MARSHALL?- It started as a "What do you think?"
Former Southwest Minnesota State University librarian John Bowden bounced the idea of a Senior College off history professor Lloyd Petersen more than 10 years ago.
"John came into my office and said, 'What do you think about having classes for those 50 and older - no tests, no grades?' I thought I had died and gone to heaven," Petersen said.
Photo by Karin Elton
The Senior College Singers, directed by Helen Pedersen, sang classical, pop and spiritual songs Monday afternoon at SMSU as part of the 10th anniversary celebration of the Senior College program. The singers learned the songs during the recent spring session of Senior College.
Petersen told a room of about 90 people - students and instructors - about the beginnings of the Senior College program at SMSU on Monday afternoon.
Bowden presented the idea to Assistant to Dean of Distance Learning Betty Roers to implement. He suggested she visit a program at the University of Minnesota-Duluth to get an understanding of how Senior College would work.
After a planning meeting took place and community leaders assembled to gauge interest in the idea, it was evident that area residents had an interest in lifelong learning. In three short months the program was structured, an advisory committee was organized and the program was publicized, Roers said.

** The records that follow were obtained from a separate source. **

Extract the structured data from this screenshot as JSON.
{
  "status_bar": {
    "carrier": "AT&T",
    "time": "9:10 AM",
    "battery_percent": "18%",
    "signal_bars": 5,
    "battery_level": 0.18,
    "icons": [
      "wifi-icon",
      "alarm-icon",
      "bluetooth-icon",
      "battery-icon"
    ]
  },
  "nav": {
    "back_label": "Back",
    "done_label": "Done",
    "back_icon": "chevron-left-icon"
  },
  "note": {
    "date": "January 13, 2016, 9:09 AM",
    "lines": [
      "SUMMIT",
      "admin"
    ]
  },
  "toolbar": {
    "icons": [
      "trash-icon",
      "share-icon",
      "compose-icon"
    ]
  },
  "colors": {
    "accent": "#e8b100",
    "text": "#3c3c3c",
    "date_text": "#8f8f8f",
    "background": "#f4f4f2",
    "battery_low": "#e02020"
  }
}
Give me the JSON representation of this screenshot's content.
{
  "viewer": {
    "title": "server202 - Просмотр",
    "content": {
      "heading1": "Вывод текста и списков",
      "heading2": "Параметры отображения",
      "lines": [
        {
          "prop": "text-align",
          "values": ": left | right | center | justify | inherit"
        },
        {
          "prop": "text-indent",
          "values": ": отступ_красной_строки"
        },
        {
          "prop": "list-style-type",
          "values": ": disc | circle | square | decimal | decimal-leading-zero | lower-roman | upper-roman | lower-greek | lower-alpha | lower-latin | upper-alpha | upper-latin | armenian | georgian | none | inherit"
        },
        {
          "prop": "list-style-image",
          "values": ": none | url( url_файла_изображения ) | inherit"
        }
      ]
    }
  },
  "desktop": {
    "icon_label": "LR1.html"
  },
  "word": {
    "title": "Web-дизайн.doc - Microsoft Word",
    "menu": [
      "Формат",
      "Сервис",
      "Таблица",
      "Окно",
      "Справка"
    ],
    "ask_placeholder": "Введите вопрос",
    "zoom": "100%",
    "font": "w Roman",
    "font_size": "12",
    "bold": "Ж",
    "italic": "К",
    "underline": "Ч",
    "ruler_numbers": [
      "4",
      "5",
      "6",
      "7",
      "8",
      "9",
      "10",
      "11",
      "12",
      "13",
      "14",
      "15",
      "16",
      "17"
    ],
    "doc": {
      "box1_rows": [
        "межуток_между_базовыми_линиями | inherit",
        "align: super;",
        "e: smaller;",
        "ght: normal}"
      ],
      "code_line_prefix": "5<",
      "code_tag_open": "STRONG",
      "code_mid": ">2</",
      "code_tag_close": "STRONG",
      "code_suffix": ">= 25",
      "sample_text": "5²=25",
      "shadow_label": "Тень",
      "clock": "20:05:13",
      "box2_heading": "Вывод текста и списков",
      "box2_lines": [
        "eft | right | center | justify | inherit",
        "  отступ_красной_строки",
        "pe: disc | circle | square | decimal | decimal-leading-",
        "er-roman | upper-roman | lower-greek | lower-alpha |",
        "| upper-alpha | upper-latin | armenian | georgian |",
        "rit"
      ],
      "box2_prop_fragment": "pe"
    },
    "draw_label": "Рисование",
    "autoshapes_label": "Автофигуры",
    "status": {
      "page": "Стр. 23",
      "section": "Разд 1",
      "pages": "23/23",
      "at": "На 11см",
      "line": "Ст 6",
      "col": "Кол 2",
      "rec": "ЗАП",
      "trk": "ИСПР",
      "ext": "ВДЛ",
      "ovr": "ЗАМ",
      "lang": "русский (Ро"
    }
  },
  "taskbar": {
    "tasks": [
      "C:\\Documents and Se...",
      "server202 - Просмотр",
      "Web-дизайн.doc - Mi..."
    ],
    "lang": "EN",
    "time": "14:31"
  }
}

"It has steadily grown each year and draws seniors from a roughly 60-mile radius," Roers said.
"This program is a model for all the rest of the state," Bowden said.
Roers, who is now Senior College coordinator, said one of the highlights for her during the past 10 years was when Alexandria Technical College representatives asked her questions on how to get a senior college program started and how to fund it.
"I think it's a real compliment that they modeled their program after ours," she said.
Petersen said it is thanks to the "dynamic duo" of Bowden and Roers that the program has been so successful.
Petersen, who has offered a class every session during the past 10 years, said the instructors learn along with the students.
"It's not a one-way street," he said. "It takes teamwork - all of us working together. We learn from one another. You folks are an inspiration."